By Sharon Merkel-Prudhomme ~
Getting tired of the cold drab winter? Cabin fever setting in? We are yearning for Spring, so why not bring in a little color with indoor gardening? Dish gardens are fun for all ages and great indoor family activities. Small mini-plants are fun when grouping together for a table or centerpiece. Forcing bulbs is another fun, fast, and easy project. Bulbs are interesting as some grow so incredibly fast offering color and fragrance.
When I was growing up, my dad would give an Amaryllis bulb to each of us at Christmas. These are found in boxes already set in a pot of peat moss. We would attach a yardstick to the pot to check on the daily growth. What a surprise to come home from school to find 2 more inches had shot up! I was always convinced I would be able to see it move IF I stayed home! The height was amazing and the huge trumpet-shaped blossoms that opened would last for days! The colors are vivid red, white, pink, variegated red & white. These are easily found in many hardware stores and garden centers. (if you can find one open in Winter) Found in abundance at Christmas, January starts to wind down till Spring inventory bounces back.
Paper whites AKA Narcissus are beautiful little indoor fun flowers too. These are sold loose by the bulb or about 7 to a bag and one of the easiest to grow and maintain. I’ve always tried to give as gifts as a fun pick me up for friends. Online purchases can vary when ordering in bulk. I’ve searched locally from Neptune to Sea Girt and have found some at Barlow’s, Sea Girt.
When planting in a shallow dish use pebbles, beach glass, or glass “pebbles.” Set bulbs in the shallow dish (always use an odd number for floral arrangements) top, point up and nestle the pebbles or glass around the bulbs to secure. Leave about 1/3 of the top exposed. Add water to just the bottom of the bulbs always maintaining the level. Place near a window to enjoy. As leaves and stalks pop up, roughly 7-10 days, turn the dish every couple of days to keep the stalks straight as they reach toward the sunlight light. Often you may need to stake to prevent a stem from bending or breaking. I’ve seen Paper Whites grown in a tall clear glass vase which helps keep them upright. The fragrance of the star-shaped flowers will fill the room with happy warm Spring thoughts. As they bloom, you may extend the life by moving from direct sunlight to a cooler part of the house.

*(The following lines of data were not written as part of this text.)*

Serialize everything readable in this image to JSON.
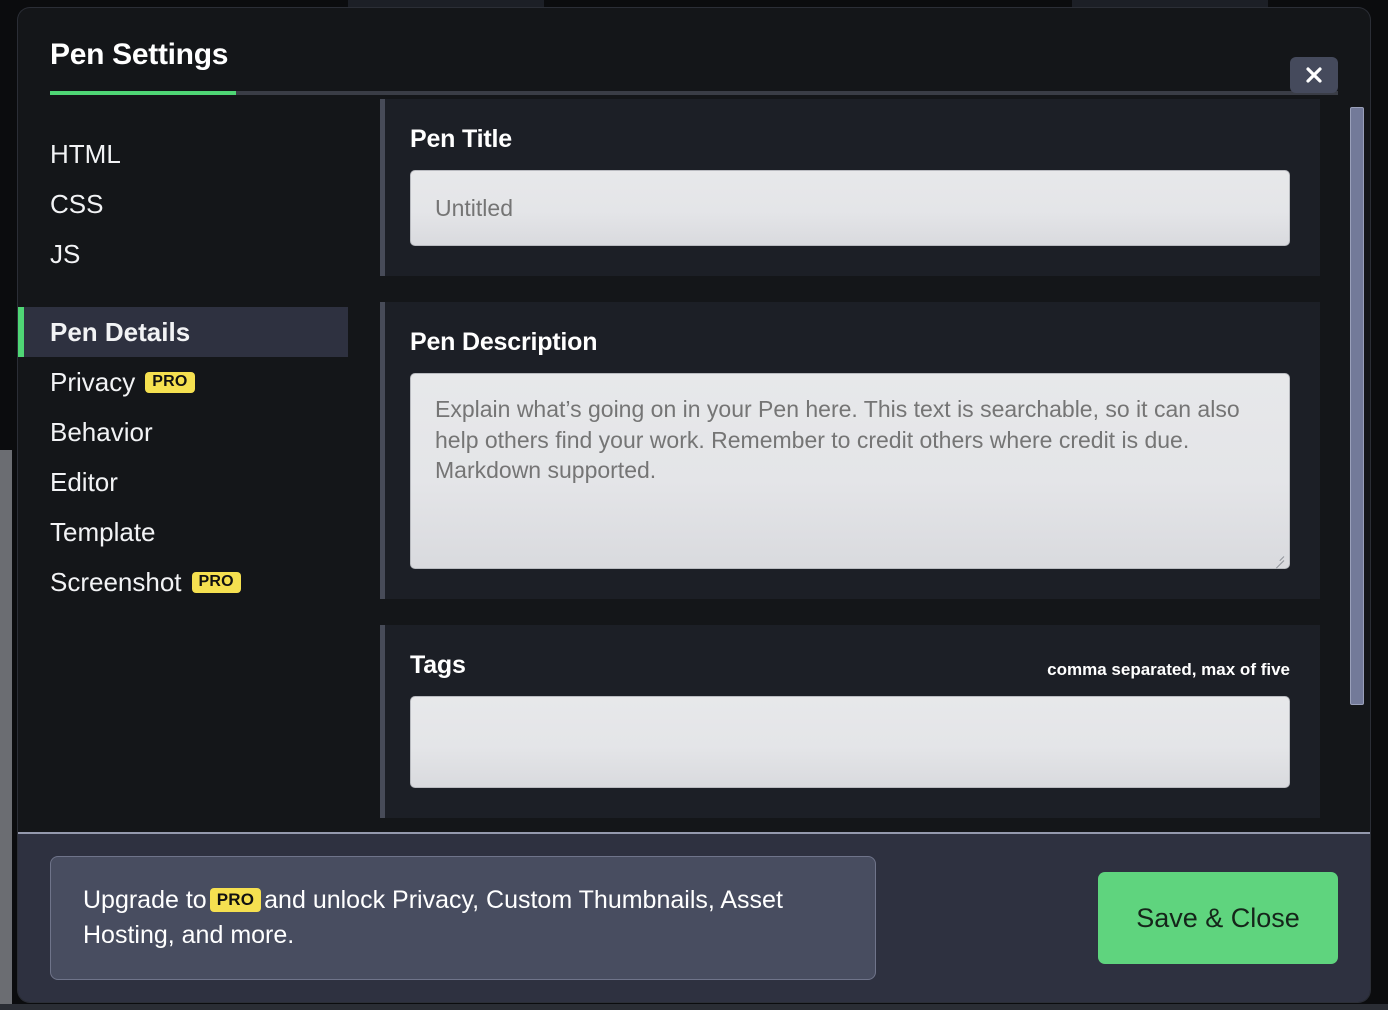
{
  "modal": {
    "title": "Pen Settings",
    "close_label": "×"
  },
  "sidebar": {
    "resources": [
      {
        "label": "HTML"
      },
      {
        "label": "CSS"
      },
      {
        "label": "JS"
      }
    ],
    "settings": [
      {
        "label": "Pen Details",
        "active": true,
        "pro": false
      },
      {
        "label": "Privacy",
        "active": false,
        "pro": true
      },
      {
        "label": "Behavior",
        "active": false,
        "pro": false
      },
      {
        "label": "Editor",
        "active": false,
        "pro": false
      },
      {
        "label": "Template",
        "active": false,
        "pro": false
      },
      {
        "label": "Screenshot",
        "active": false,
        "pro": true
      }
    ],
    "pro_badge": "PRO"
  },
  "fields": {
    "pen_title": {
      "label": "Pen Title",
      "value": "",
      "placeholder": "Untitled"
    },
    "pen_description": {
      "label": "Pen Description",
      "value": "",
      "placeholder": "Explain what’s going on in your Pen here. This text is searchable, so it can also help others find your work. Remember to credit others where credit is due. Markdown supported."
    },
    "tags": {
      "label": "Tags",
      "hint": "comma separated, max of five",
      "value": "",
      "placeholder": ""
    }
  },
  "footer": {
    "upgrade_prefix": "Upgrade to",
    "upgrade_badge": "PRO",
    "upgrade_suffix": "and unlock Privacy, Custom Thumbnails, Asset Hosting, and more.",
    "save_label": "Save & Close"
  },
  "colors": {
    "accent_green": "#4fd675",
    "save_green": "#5fd47e",
    "pro_yellow": "#f5e050",
    "modal_bg": "#141619",
    "card_bg": "#1c1f26",
    "active_nav_bg": "#2e3140",
    "footer_bg": "#2e3140",
    "banner_bg": "#484d60",
    "scrollbar_thumb": "#737a99"
  }
}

Creating a terrarium or mini-dish garden has become once again popular with a new twist. Fairy gardens are the big rage with dozens of cool miniature items from furniture, mini birdbaths, pavers, fairy’s, trolls and a wide variety of accessories. To create a realistic mini landscape check out your options of trees. Mini trees include: English Boxwood, False Cyprus, Parlor Palm, Norfolk Pine and Ellwood’s Blue Cyprus. Adding indoor bedding plants complete the woodsy look of a real garden. An example would be a mix of English Boxwood, Dwarf Mondo Grass and baby tears all of which will do just fine in bright or indirect light with regular watering.
Try to copy the natural look of an outdoor setting. The sky’s the limit and when looking for good creative entertainment for the family, what a great way to get the kids involved in picking out their mini plants and arranging. Be sure to check out all the fairy supplies at your local craft store too.
This activity is excellent for shut-ins and the elderly. Many of our seniors are no longer able to get down and dirty in their gardens and dearly miss the fun. Perking up their day and interests with a project that they can enjoy all year-long will pique interest and get them using hands that otherwise may sit idle. Perhaps make a mini-dish garden for a hostess, house-warming or birthday gift.